**Data provided:**

=== Section Start ===

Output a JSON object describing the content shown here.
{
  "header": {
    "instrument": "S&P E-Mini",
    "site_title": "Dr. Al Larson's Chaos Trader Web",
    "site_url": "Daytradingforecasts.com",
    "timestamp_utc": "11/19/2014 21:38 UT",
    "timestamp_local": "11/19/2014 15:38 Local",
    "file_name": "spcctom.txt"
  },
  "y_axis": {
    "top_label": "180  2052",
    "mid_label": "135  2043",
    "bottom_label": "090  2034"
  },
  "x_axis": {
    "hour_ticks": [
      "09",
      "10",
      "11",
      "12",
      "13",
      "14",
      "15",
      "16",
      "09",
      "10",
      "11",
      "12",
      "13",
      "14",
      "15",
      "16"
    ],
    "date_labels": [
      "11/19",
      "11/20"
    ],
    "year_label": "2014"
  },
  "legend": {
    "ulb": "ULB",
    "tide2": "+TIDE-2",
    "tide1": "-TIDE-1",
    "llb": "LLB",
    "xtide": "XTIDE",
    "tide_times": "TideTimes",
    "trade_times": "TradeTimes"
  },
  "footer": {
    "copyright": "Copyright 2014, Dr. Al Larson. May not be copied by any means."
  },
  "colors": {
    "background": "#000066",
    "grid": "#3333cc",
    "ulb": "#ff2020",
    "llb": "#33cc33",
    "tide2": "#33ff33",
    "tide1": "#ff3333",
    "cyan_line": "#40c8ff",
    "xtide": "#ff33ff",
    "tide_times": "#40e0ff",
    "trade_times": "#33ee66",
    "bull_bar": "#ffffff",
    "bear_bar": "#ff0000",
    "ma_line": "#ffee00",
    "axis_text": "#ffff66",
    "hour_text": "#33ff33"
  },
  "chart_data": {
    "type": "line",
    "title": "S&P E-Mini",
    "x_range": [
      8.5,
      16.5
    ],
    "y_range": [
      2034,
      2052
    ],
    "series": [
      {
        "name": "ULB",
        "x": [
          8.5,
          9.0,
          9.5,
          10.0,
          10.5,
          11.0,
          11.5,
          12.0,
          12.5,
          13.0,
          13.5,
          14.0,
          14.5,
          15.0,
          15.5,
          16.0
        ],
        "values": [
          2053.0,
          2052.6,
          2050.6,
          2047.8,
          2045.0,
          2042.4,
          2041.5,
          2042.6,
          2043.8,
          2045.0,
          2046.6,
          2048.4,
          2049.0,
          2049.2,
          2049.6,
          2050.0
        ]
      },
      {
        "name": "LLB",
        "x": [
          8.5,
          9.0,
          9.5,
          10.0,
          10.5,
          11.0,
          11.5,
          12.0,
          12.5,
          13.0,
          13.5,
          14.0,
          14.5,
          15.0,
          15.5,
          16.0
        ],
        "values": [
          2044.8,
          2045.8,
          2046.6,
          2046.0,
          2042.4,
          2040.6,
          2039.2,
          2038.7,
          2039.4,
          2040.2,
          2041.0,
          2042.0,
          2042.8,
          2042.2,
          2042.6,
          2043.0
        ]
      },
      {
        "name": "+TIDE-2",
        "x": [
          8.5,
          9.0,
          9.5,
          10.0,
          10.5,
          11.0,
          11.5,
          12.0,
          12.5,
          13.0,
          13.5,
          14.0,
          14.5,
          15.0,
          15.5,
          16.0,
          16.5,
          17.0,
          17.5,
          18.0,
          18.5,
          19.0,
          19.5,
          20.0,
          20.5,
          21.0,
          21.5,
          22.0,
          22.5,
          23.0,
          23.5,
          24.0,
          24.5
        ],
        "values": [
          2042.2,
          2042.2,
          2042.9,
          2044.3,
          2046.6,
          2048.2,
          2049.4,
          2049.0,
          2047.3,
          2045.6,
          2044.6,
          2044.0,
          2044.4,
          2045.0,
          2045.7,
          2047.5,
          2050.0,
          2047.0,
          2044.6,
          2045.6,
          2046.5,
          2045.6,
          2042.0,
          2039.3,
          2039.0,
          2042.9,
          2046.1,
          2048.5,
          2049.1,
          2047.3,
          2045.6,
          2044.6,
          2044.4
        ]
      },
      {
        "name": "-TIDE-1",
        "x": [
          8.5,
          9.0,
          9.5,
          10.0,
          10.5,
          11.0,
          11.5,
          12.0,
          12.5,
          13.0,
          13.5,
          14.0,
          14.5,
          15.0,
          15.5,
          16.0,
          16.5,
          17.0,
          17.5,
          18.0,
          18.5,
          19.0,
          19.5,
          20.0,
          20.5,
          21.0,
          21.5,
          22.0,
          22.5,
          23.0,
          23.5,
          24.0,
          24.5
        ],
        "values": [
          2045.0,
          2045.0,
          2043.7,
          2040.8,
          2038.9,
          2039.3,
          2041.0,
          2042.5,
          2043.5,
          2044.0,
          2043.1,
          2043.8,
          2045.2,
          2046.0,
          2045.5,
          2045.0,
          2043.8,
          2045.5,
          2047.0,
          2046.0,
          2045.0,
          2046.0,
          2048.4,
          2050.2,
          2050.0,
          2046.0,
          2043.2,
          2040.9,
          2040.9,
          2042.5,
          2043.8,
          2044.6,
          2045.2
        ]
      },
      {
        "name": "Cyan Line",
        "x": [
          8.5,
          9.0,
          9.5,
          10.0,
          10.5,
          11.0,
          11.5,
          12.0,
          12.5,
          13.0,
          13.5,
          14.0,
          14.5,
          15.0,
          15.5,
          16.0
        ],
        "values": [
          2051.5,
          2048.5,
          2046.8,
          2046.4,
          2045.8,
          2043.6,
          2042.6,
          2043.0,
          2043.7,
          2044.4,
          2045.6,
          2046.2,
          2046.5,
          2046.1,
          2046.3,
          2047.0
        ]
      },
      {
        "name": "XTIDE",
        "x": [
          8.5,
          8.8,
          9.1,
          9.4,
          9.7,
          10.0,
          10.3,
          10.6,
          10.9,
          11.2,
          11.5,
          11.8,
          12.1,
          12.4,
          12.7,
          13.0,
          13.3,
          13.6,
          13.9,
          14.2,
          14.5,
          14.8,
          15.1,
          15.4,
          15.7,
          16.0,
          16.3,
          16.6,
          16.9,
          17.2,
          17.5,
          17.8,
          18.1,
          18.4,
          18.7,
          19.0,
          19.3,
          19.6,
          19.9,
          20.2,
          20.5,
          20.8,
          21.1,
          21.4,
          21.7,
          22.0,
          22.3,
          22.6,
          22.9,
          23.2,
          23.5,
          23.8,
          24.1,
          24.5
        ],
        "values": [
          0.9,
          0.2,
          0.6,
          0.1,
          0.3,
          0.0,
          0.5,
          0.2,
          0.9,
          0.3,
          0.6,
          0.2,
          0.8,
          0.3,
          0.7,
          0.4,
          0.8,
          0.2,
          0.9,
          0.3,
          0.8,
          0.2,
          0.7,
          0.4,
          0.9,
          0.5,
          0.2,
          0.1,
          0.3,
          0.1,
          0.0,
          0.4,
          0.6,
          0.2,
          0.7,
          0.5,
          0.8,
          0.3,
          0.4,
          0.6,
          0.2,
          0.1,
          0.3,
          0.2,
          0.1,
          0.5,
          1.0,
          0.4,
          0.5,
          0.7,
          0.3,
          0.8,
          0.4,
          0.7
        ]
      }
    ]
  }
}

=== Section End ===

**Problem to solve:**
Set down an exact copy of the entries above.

**Result of this task:**
Output a JSON object describing the content shown here.
{
  "header": {
    "instrument": "S&P E-Mini",
    "site_title": "Dr. Al Larson's Chaos Trader Web",
    "site_url": "Daytradingforecasts.com",
    "timestamp_utc": "11/19/2014 21:38 UT",
    "timestamp_local": "11/19/2014 15:38 Local",
    "file_name": "spcctom.txt"
  },
  "y_axis": {
    "top_label": "180  2052",
    "mid_label": "135  2043",
    "bottom_label": "090  2034"
  },
  "x_axis": {
    "hour_ticks": [
      "09",
      "10",
      "11",
      "12",
      "13",
      "14",
      "15",
      "16",
      "09",
      "10",
      "11",
      "12",
      "13",
      "14",
      "15",
      "16"
    ],
    "date_labels": [
      "11/19",
      "11/20"
    ],
    "year_label": "2014"
  },
  "legend": {
    "ulb": "ULB",
    "tide2": "+TIDE-2",
    "tide1": "-TIDE-1",
    "llb": "LLB",
    "xtide": "XTIDE",
    "tide_times": "TideTimes",
    "trade_times": "TradeTimes"
  },
  "footer": {
    "copyright": "Copyright 2014, Dr. Al Larson. May not be copied by any means."
  },
  "colors": {
    "background": "#000066",
    "grid": "#3333cc",
    "ulb": "#ff2020",
    "llb": "#33cc33",
    "tide2": "#33ff33",
    "tide1": "#ff3333",
    "cyan_line": "#40c8ff",
    "xtide": "#ff33ff",
    "tide_times": "#40e0ff",
    "trade_times": "#33ee66",
    "bull_bar": "#ffffff",
    "bear_bar": "#ff0000",
    "ma_line": "#ffee00",
    "axis_text": "#ffff66",
    "hour_text": "#33ff33"
  },
  "chart_data": {
    "type": "line",
    "title": "S&P E-Mini",
    "x_range": [
      8.5,
      16.5
    ],
    "y_range": [
      2034,
      2052
    ],
    "series": [
      {
        "name": "ULB",
        "x": [
          8.5,
          9.0,
          9.5,
          10.0,
          10.5,
          11.0,
          11.5,
          12.0,
          12.5,
          13.0,
          13.5,
          14.0,
          14.5,
          15.0,
          15.5,
          16.0
        ],
        "values": [
          2053.0,
          2052.6,
          2050.6,
          2047.8,
          2045.0,
          2042.4,
          2041.5,
          2042.6,
          2043.8,
          2045.0,
          2046.6,
          2048.4,
          2049.0,
          2049.2,
          2049.6,
          2050.0
        ]
      },
      {
        "name": "LLB",
        "x": [
          8.5,
          9.0,
          9.5,
          10.0,
          10.5,
          11.0,
          11.5,
          12.0,
          12.5,
          13.0,
          13.5,
          14.0,
          14.5,
          15.0,
          15.5,
          16.0
        ],
        "values": [
          2044.8,
          2045.8,
          2046.6,
          2046.0,
          2042.4,
          2040.6,
          2039.2,
          2038.7,
          2039.4,
          2040.2,
          2041.0,
          2042.0,
          2042.8,
          2042.2,
          2042.6,
          2043.0
        ]
      },
      {
        "name": "+TIDE-2",
        "x": [
          8.5,
          9.0,
          9.5,
          10.0,
          10.5,
          11.0,
          11.5,
          12.0,
          12.5,
          13.0,
          13.5,
          14.0,
          14.5,
          15.0,
          15.5,
          16.0,
          16.5,
          17.0,
          17.5,
          18.0,
          18.5,
          19.0,
          19.5,
          20.0,
          20.5,
          21.0,
          21.5,
          22.0,
          22.5,
          23.0,
          23.5,
          24.0,
          24.5
        ],
        "values": [
          2042.2,
          2042.2,
          2042.9,
          2044.3,
          2046.6,
          2048.2,
          2049.4,
          2049.0,
          2047.3,
          2045.6,
          2044.6,
          2044.0,
          2044.4,
          2045.0,
          2045.7,
          2047.5,
          2050.0,
          2047.0,
          2044.6,
          2045.6,
          2046.5,
          2045.6,
          2042.0,
          2039.3,
          2039.0,
          2042.9,
          2046.1,
          2048.5,
          2049.1,
          2047.3,
          2045.6,
          2044.6,
          2044.4
        ]
      },
      {
        "name": "-TIDE-1",
        "x": [
          8.5,
          9.0,
          9.5,
          10.0,
          10.5,
          11.0,
          11.5,
          12.0,
          12.5,
          13.0,
          13.5,
          14.0,
          14.5,
          15.0,
          15.5,
          16.0,
          16.5,
          17.0,
          17.5,
          18.0,
          18.5,
          19.0,
          19.5,
          20.0,
          20.5,
          21.0,
          21.5,
          22.0,
          22.5,
          23.0,
          23.5,
          24.0,
          24.5
        ],
        "values": [
          2045.0,
          2045.0,
          2043.7,
          2040.8,
          2038.9,
          2039.3,
          2041.0,
          2042.5,
          2043.5,
          2044.0,
          2043.1,
          2043.8,
          2045.2,
          2046.0,
          2045.5,
          2045.0,
          2043.8,
          2045.5,
          2047.0,
          2046.0,
          2045.0,
          2046.0,
          2048.4,
          2050.2,
          2050.0,
          2046.0,
          2043.2,
          2040.9,
          2040.9,
          2042.5,
          2043.8,
          2044.6,
          2045.2
        ]
      },
      {
        "name": "Cyan Line",
        "x": [
          8.5,
          9.0,
          9.5,
          10.0,
          10.5,
          11.0,
          11.5,
          12.0,
          12.5,
          13.0,
          13.5,
          14.0,
          14.5,
          15.0,
          15.5,
          16.0
        ],
        "values": [
          2051.5,
          2048.5,
          2046.8,
          2046.4,
          2045.8,
          2043.6,
          2042.6,
          2043.0,
          2043.7,
          2044.4,
          2045.6,
          2046.2,
          2046.5,
          2046.1,
          2046.3,
          2047.0
        ]
      },
      {
        "name": "XTIDE",
        "x": [
          8.5,
          8.8,
          9.1,
          9.4,
          9.7,
          10.0,
          10.3,
          10.6,
          10.9,
          11.2,
          11.5,
          11.8,
          12.1,
          12.4,
          12.7,
          13.0,
          13.3,
          13.6,
          13.9,
          14.2,
          14.5,
          14.8,
          15.1,
          15.4,
          15.7,
          16.0,
          16.3,
          16.6,
          16.9,
          17.2,
          17.5,
          17.8,
          18.1,
          18.4,
          18.7,
          19.0,
          19.3,
          19.6,
          19.9,
          20.2,
          20.5,
          20.8,
          21.1,
          21.4,
          21.7,
          22.0,
          22.3,
          22.6,
          22.9,
          23.2,
          23.5,
          23.8,
          24.1,
          24.5
        ],
        "values": [
          0.9,
          0.2,
          0.6,
          0.1,
          0.3,
          0.0,
          0.5,
          0.2,
          0.9,
          0.3,
          0.6,
          0.2,
          0.8,
          0.3,
          0.7,
          0.4,
          0.8,
          0.2,
          0.9,
          0.3,
          0.8,
          0.2,
          0.7,
          0.4,
          0.9,
          0.5,
          0.2,
          0.1,
          0.3,
          0.1,
          0.0,
          0.4,
          0.6,
          0.2,
          0.7,
          0.5,
          0.8,
          0.3,
          0.4,
          0.6,
          0.2,
          0.1,
          0.3,
          0.2,
          0.1,
          0.5,
          1.0,
          0.4,
          0.5,
          0.7,
          0.3,
          0.8,
          0.4,
          0.7
        ]
      }
    ]
  }
}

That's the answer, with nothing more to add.